(Interface dataset entries)
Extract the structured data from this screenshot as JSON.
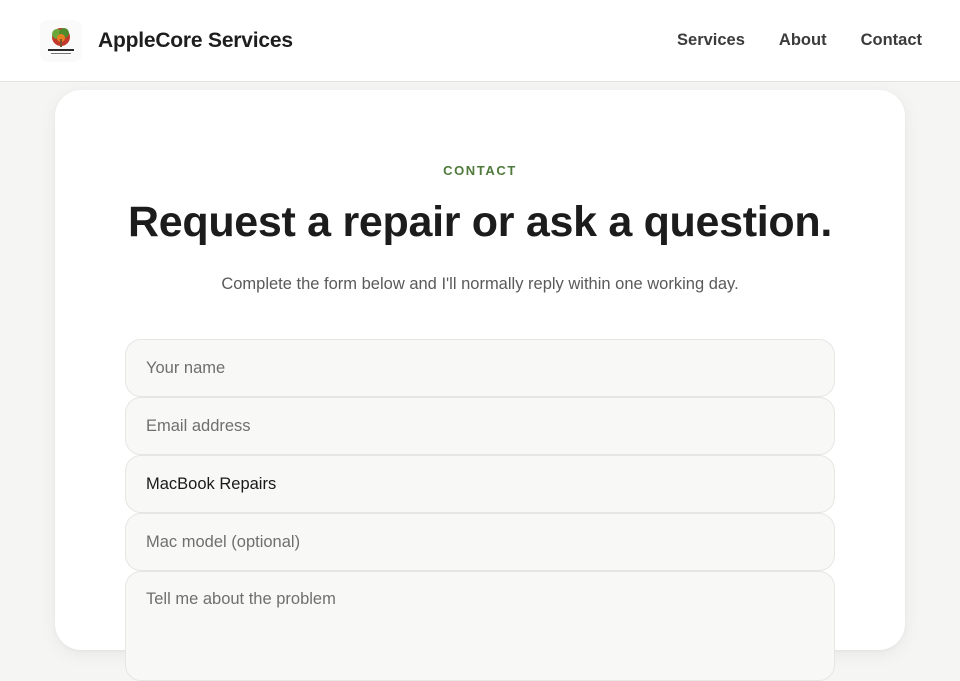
{
  "header": {
    "brand_name": "AppleCore Services",
    "logo_icon": "apple-tree-logo-icon",
    "nav": [
      {
        "label": "Services"
      },
      {
        "label": "About"
      },
      {
        "label": "Contact"
      }
    ]
  },
  "contact": {
    "eyebrow": "CONTACT",
    "headline": "Request a repair or ask a question.",
    "subtitle": "Complete the form below and I'll normally reply within one working day.",
    "fields": {
      "name_placeholder": "Your name",
      "email_placeholder": "Email address",
      "service_value": "MacBook Repairs",
      "model_placeholder": "Mac model (optional)",
      "message_placeholder": "Tell me about the problem"
    }
  },
  "colors": {
    "accent_green": "#4f7a3c",
    "page_background": "#f5f5f3",
    "card_background": "#ffffff"
  }
}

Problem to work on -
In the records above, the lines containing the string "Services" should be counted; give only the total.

Task answer -
2